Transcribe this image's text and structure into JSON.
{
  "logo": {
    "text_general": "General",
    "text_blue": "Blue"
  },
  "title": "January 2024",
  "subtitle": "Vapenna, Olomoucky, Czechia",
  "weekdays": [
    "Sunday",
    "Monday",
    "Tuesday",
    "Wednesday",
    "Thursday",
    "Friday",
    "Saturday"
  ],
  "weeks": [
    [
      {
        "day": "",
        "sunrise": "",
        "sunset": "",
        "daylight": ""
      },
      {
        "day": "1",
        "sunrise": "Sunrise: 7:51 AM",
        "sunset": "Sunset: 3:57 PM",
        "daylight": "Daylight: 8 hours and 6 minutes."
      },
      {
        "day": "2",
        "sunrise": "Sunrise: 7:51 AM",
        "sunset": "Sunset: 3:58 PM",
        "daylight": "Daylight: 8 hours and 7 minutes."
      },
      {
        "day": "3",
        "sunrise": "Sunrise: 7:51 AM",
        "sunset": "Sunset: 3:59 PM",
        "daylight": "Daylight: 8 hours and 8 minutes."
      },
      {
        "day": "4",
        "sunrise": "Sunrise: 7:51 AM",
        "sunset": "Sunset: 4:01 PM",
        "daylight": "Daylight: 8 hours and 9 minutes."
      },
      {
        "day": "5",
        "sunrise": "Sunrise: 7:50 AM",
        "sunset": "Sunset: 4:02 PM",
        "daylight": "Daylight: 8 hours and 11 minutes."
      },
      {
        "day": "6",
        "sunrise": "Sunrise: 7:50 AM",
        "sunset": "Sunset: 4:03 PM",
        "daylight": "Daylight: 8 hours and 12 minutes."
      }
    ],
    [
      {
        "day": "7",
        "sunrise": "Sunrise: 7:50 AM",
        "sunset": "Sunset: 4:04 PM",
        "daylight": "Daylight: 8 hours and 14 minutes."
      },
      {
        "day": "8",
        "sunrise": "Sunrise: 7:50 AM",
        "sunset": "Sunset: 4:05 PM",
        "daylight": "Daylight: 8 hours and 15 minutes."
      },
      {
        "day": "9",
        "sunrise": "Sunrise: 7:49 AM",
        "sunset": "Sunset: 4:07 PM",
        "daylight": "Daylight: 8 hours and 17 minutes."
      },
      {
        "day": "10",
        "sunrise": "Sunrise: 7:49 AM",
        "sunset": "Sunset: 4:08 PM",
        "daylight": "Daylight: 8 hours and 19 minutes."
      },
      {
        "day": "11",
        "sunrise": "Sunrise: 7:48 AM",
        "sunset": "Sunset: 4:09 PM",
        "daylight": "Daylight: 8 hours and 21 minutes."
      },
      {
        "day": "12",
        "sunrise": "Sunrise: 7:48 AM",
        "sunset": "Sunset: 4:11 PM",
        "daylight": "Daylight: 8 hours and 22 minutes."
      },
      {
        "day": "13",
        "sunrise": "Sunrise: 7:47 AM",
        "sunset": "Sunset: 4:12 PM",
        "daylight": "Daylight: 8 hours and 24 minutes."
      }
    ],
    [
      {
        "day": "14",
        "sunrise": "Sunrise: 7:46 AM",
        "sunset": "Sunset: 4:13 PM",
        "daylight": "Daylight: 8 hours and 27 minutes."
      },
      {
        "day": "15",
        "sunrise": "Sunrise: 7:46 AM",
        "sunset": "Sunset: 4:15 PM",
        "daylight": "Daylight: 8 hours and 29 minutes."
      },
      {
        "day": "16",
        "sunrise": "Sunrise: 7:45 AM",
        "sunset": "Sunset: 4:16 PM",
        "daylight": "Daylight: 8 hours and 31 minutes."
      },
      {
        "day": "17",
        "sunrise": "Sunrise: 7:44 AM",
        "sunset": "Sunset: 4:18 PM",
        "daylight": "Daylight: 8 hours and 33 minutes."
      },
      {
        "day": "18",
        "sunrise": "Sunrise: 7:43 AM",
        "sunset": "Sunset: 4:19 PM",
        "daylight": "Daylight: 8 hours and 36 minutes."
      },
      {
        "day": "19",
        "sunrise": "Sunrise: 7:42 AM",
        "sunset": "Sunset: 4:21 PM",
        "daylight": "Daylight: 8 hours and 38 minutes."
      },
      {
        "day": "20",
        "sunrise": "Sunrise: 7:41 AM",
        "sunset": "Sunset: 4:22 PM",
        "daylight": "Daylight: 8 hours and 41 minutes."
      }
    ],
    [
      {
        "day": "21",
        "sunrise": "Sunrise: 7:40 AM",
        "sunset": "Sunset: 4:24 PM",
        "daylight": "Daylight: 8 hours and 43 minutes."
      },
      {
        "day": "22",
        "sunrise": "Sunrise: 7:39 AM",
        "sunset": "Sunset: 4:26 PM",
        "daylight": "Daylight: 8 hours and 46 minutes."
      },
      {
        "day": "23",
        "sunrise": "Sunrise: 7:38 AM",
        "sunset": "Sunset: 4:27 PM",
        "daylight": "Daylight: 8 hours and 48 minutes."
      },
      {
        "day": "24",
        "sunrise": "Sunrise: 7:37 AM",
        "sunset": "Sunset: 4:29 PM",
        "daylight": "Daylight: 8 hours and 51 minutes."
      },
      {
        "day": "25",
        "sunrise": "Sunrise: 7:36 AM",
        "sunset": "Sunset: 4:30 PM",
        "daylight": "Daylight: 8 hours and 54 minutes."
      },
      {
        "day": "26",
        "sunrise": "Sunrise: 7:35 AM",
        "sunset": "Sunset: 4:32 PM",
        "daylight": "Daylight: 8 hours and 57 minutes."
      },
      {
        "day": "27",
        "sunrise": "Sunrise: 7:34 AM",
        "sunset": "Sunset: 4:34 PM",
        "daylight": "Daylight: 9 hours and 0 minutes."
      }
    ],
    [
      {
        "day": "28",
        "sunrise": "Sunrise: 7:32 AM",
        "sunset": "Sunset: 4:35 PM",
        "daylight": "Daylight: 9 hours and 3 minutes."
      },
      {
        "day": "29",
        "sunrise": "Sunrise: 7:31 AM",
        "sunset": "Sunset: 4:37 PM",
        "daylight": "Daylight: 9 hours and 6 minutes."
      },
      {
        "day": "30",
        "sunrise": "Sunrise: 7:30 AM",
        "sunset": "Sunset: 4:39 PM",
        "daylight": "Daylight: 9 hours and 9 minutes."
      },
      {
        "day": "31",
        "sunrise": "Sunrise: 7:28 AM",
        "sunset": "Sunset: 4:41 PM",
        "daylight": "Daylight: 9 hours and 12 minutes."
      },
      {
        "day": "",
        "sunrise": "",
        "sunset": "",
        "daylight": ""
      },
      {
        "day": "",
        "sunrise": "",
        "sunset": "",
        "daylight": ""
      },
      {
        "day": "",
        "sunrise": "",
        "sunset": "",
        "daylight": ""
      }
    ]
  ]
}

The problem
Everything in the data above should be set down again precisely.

Answer to this exercise
Transcribe this image's text and structure into JSON.
{
  "logo": {
    "text_general": "General",
    "text_blue": "Blue"
  },
  "title": "January 2024",
  "subtitle": "Vapenna, Olomoucky, Czechia",
  "weekdays": [
    "Sunday",
    "Monday",
    "Tuesday",
    "Wednesday",
    "Thursday",
    "Friday",
    "Saturday"
  ],
  "weeks": [
    [
      {
        "day": "",
        "sunrise": "",
        "sunset": "",
        "daylight": ""
      },
      {
        "day": "1",
        "sunrise": "Sunrise: 7:51 AM",
        "sunset": "Sunset: 3:57 PM",
        "daylight": "Daylight: 8 hours and 6 minutes."
      },
      {
        "day": "2",
        "sunrise": "Sunrise: 7:51 AM",
        "sunset": "Sunset: 3:58 PM",
        "daylight": "Daylight: 8 hours and 7 minutes."
      },
      {
        "day": "3",
        "sunrise": "Sunrise: 7:51 AM",
        "sunset": "Sunset: 3:59 PM",
        "daylight": "Daylight: 8 hours and 8 minutes."
      },
      {
        "day": "4",
        "sunrise": "Sunrise: 7:51 AM",
        "sunset": "Sunset: 4:01 PM",
        "daylight": "Daylight: 8 hours and 9 minutes."
      },
      {
        "day": "5",
        "sunrise": "Sunrise: 7:50 AM",
        "sunset": "Sunset: 4:02 PM",
        "daylight": "Daylight: 8 hours and 11 minutes."
      },
      {
        "day": "6",
        "sunrise": "Sunrise: 7:50 AM",
        "sunset": "Sunset: 4:03 PM",
        "daylight": "Daylight: 8 hours and 12 minutes."
      }
    ],
    [
      {
        "day": "7",
        "sunrise": "Sunrise: 7:50 AM",
        "sunset": "Sunset: 4:04 PM",
        "daylight": "Daylight: 8 hours and 14 minutes."
      },
      {
        "day": "8",
        "sunrise": "Sunrise: 7:50 AM",
        "sunset": "Sunset: 4:05 PM",
        "daylight": "Daylight: 8 hours and 15 minutes."
      },
      {
        "day": "9",
        "sunrise": "Sunrise: 7:49 AM",
        "sunset": "Sunset: 4:07 PM",
        "daylight": "Daylight: 8 hours and 17 minutes."
      },
      {
        "day": "10",
        "sunrise": "Sunrise: 7:49 AM",
        "sunset": "Sunset: 4:08 PM",
        "daylight": "Daylight: 8 hours and 19 minutes."
      },
      {
        "day": "11",
        "sunrise": "Sunrise: 7:48 AM",
        "sunset": "Sunset: 4:09 PM",
        "daylight": "Daylight: 8 hours and 21 minutes."
      },
      {
        "day": "12",
        "sunrise": "Sunrise: 7:48 AM",
        "sunset": "Sunset: 4:11 PM",
        "daylight": "Daylight: 8 hours and 22 minutes."
      },
      {
        "day": "13",
        "sunrise": "Sunrise: 7:47 AM",
        "sunset": "Sunset: 4:12 PM",
        "daylight": "Daylight: 8 hours and 24 minutes."
      }
    ],
    [
      {
        "day": "14",
        "sunrise": "Sunrise: 7:46 AM",
        "sunset": "Sunset: 4:13 PM",
        "daylight": "Daylight: 8 hours and 27 minutes."
      },
      {
        "day": "15",
        "sunrise": "Sunrise: 7:46 AM",
        "sunset": "Sunset: 4:15 PM",
        "daylight": "Daylight: 8 hours and 29 minutes."
      },
      {
        "day": "16",
        "sunrise": "Sunrise: 7:45 AM",
        "sunset": "Sunset: 4:16 PM",
        "daylight": "Daylight: 8 hours and 31 minutes."
      },
      {
        "day": "17",
        "sunrise": "Sunrise: 7:44 AM",
        "sunset": "Sunset: 4:18 PM",
        "daylight": "Daylight: 8 hours and 33 minutes."
      },
      {
        "day": "18",
        "sunrise": "Sunrise: 7:43 AM",
        "sunset": "Sunset: 4:19 PM",
        "daylight": "Daylight: 8 hours and 36 minutes."
      },
      {
        "day": "19",
        "sunrise": "Sunrise: 7:42 AM",
        "sunset": "Sunset: 4:21 PM",
        "daylight": "Daylight: 8 hours and 38 minutes."
      },
      {
        "day": "20",
        "sunrise": "Sunrise: 7:41 AM",
        "sunset": "Sunset: 4:22 PM",
        "daylight": "Daylight: 8 hours and 41 minutes."
      }
    ],
    [
      {
        "day": "21",
        "sunrise": "Sunrise: 7:40 AM",
        "sunset": "Sunset: 4:24 PM",
        "daylight": "Daylight: 8 hours and 43 minutes."
      },
      {
        "day": "22",
        "sunrise": "Sunrise: 7:39 AM",
        "sunset": "Sunset: 4:26 PM",
        "daylight": "Daylight: 8 hours and 46 minutes."
      },
      {
        "day": "23",
        "sunrise": "Sunrise: 7:38 AM",
        "sunset": "Sunset: 4:27 PM",
        "daylight": "Daylight: 8 hours and 48 minutes."
      },
      {
        "day": "24",
        "sunrise": "Sunrise: 7:37 AM",
        "sunset": "Sunset: 4:29 PM",
        "daylight": "Daylight: 8 hours and 51 minutes."
      },
      {
        "day": "25",
        "sunrise": "Sunrise: 7:36 AM",
        "sunset": "Sunset: 4:30 PM",
        "daylight": "Daylight: 8 hours and 54 minutes."
      },
      {
        "day": "26",
        "sunrise": "Sunrise: 7:35 AM",
        "sunset": "Sunset: 4:32 PM",
        "daylight": "Daylight: 8 hours and 57 minutes."
      },
      {
        "day": "27",
        "sunrise": "Sunrise: 7:34 AM",
        "sunset": "Sunset: 4:34 PM",
        "daylight": "Daylight: 9 hours and 0 minutes."
      }
    ],
    [
      {
        "day": "28",
        "sunrise": "Sunrise: 7:32 AM",
        "sunset": "Sunset: 4:35 PM",
        "daylight": "Daylight: 9 hours and 3 minutes."
      },
      {
        "day": "29",
        "sunrise": "Sunrise: 7:31 AM",
        "sunset": "Sunset: 4:37 PM",
        "daylight": "Daylight: 9 hours and 6 minutes."
      },
      {
        "day": "30",
        "sunrise": "Sunrise: 7:30 AM",
        "sunset": "Sunset: 4:39 PM",
        "daylight": "Daylight: 9 hours and 9 minutes."
      },
      {
        "day": "31",
        "sunrise": "Sunrise: 7:28 AM",
        "sunset": "Sunset: 4:41 PM",
        "daylight": "Daylight: 9 hours and 12 minutes."
      },
      {
        "day": "",
        "sunrise": "",
        "sunset": "",
        "daylight": ""
      },
      {
        "day": "",
        "sunrise": "",
        "sunset": "",
        "daylight": ""
      },
      {
        "day": "",
        "sunrise": "",
        "sunset": "",
        "daylight": ""
      }
    ]
  ]
}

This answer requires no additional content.